On May 7, 2020, Maria de la Paz Fernández, assistant professor of neuroscience and behavior, published a study on the function of circadian network neurons and their daily structural changes. 

The online science news aggregate Mindzilla& ;covered the study and wrote:

Some segments of the neurons in these regions undergo daily remodeling, displaying a highly branched structure at the beginning of the day and a simpler structure at the beginning of the night. Scientists previously believed that these segments — called the dorsal medial termini — served a critical output function, sending signals that tell the fruit fly’s brain what time of day it is. But the research team discovered that they actually serve in an input capacity, receiving cues from the external environment about the time of day.

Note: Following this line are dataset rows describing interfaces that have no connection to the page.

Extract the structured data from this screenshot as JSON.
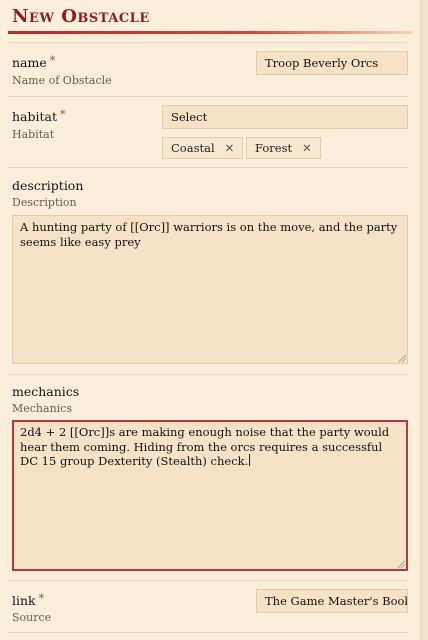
{
  "title": "New Obstacle",
  "fields": {
    "name": {
      "label": "name",
      "required": "*",
      "sublabel": "Name of Obstacle",
      "value": "Troop Beverly Orcs"
    },
    "habitat": {
      "label": "habitat",
      "required": "*",
      "sublabel": "Habitat",
      "placeholder": "Select",
      "chips": [
        {
          "label": "Coastal",
          "remove": "✕"
        },
        {
          "label": "Forest",
          "remove": "✕"
        }
      ]
    },
    "description": {
      "label": "description",
      "sublabel": "Description",
      "value": "A hunting party of [[Orc]] warriors is on the move, and the party seems like easy prey"
    },
    "mechanics": {
      "label": "mechanics",
      "sublabel": "Mechanics",
      "value": "2d4 + 2 [[Orc]]s are making enough noise that the party would hear them coming. Hiding from the orcs requires a successful DC 15 group Dexterity (Stealth) check."
    },
    "link": {
      "label": "link",
      "required": "*",
      "sublabel": "Source",
      "value": "The Game Master's Book of Random Encounters"
    }
  },
  "colors": {
    "accent": "#8f1d1d",
    "field_bg": "#f6e2c6",
    "page_bg": "#fbefdc",
    "active_border": "#b23a3a"
  }
}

Fernández had noted the neuron's structural capacity for this function, but told Mindzilla she was "surprised to see that this site of plasticity seems to be involved in input, rather than output, pathways.” Understanding how individual's inner clocks work could help researchers better tackle health problems, like obesity and cancer.